Will the real John McCain please stand up?

When the off-and-on Republican convention got down to business, the de facto theme became who is the real John McCain? The answers have proved to be conflicting, provoking more questions.

All major polls indicated this week that Americans said they felt they knew more about Barack Obama after the Democratic convention in Denver and they were eager to know more about McCain besides his war-hero status.
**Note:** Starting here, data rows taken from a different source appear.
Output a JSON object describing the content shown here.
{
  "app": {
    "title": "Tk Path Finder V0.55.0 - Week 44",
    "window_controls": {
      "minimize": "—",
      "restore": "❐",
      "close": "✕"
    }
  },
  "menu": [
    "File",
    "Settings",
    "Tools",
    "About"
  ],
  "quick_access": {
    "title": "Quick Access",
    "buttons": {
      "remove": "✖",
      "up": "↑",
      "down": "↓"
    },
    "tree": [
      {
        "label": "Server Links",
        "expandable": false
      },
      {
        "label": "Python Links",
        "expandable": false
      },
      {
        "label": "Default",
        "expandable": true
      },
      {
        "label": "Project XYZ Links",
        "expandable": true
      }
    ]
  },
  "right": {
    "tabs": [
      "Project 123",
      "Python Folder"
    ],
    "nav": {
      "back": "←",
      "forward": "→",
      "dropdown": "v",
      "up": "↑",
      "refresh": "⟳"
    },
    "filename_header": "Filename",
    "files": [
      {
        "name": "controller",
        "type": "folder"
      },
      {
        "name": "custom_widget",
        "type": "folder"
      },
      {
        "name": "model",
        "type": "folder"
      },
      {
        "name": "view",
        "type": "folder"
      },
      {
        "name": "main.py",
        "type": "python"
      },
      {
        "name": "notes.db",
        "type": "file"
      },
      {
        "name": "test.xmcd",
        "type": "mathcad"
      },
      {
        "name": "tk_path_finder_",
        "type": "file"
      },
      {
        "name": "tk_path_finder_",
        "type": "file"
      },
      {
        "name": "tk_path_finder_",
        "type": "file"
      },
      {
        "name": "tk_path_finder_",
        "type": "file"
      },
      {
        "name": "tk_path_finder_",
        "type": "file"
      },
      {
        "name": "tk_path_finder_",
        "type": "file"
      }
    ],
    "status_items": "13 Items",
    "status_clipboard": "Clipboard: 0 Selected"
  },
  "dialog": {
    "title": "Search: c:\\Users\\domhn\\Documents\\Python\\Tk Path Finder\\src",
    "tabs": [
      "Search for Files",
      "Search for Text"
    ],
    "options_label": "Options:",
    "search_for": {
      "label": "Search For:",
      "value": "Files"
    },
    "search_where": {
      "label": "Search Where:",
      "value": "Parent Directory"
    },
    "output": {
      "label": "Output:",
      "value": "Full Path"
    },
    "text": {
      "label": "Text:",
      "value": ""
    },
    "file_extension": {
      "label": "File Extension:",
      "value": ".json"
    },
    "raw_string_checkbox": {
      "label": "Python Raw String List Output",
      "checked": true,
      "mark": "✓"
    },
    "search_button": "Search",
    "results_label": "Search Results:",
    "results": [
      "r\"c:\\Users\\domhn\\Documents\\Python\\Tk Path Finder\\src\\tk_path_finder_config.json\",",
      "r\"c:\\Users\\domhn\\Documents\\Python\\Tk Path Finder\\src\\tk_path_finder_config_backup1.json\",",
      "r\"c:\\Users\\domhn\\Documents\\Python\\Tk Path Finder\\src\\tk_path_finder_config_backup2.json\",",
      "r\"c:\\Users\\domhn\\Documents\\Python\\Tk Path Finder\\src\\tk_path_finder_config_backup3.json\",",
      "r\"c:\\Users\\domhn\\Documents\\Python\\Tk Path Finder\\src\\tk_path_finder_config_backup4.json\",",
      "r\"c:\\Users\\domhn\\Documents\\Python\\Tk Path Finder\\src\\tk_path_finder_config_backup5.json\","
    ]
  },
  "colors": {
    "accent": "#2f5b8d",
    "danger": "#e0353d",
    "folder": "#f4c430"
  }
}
With the 24/7 buzz over Sarah Palin, Alaska’s 44-year-old governor, the question became, why did McCain, 72, choose a running mate he’d met only once after he pledged to choose someone qualified to be president from day one? Democrats immediately asked: Do 20 months as a governor and several years as mayor of a town of 6,700 with 50 employees qualify her to be president? Others asked: Is McCain impulsive or a smart risk-taker?

Did McCain choose a gun-toting, hockey-playing, marathon-running former beauty queen and mother of five for the excitement factor? Because she’s a social conservative and his base wouldn’t support his first choice, Sen. Joe Lieberman, the Connecticut independent Democrat who ran with Al Gore in 2000? How does he plan to win over crucial swing voters who are not social conservatives and who will decide an extremely close election?

Even the most loyal Republicans gathered in Minnesota expressed concern that McCain made such a crucial choice so quickly — in the space of a week. Was the time factor just to keep the choice a secret? Why weren’t people who know Palin well asked about her? Delegates here found themselves crossing their fingers that more questions about Palin would not surface. On the first day of the convention, delegates were confronted not only with the ethics investigation into her firing of a state official, but with the fact of Palin’s unwed daughter’s unplanned pregnancy.

Lieberman, who did not attend the Democratic convention, replaced former New York mayor Rudy Giuliani on the GOP roster Tuesday night and praised his friend McCain as experienced, thoughtful and bipartisan. But Lieberman, who thought McCain was shabbily treated by the Bush campaign in 2000, has been uncomfortable with some of McCain’s harsh ads against Obama. McCain’s promise not to "go negative" has been forgotten.

Along with many Democrats and independents, even some Republicans are questioning McCain’s close identification with Bush over the past eight years after he ran in 2000 against Bush as a maverick and then voted with the president 90 percent of the time. Would a McCain presidency be four more years of the same, as Democrats charge, or would it be different? If so, how?

Except for opposing torture of suspected terrorists, which Bush approves and McCain disavows, McCain, like Bush, wants to stay in Iraq, permit more coastal drilling for oil and gas, make the Bush tax cuts permanent, reduce the role of government, crack down on illegal immigration while permitting guest workers, and ban same-sex marriage.

If Obama’s short tenure in office means his actual voting record is small compared with his soaring rhetoric, McCain’s 22 years in office put his often-moderate voting record in opposition to his fiery conservative promises on the stump.

Not just Democrats and independents will watch McCain’s speech Thursday night. Many Republicans will be looking for reassurance as well.


(Scripps Howard columnist Ann McFeatters has covered the White House and national politics since 1986. E-mail amcfeatters(at)nationalpress.com.)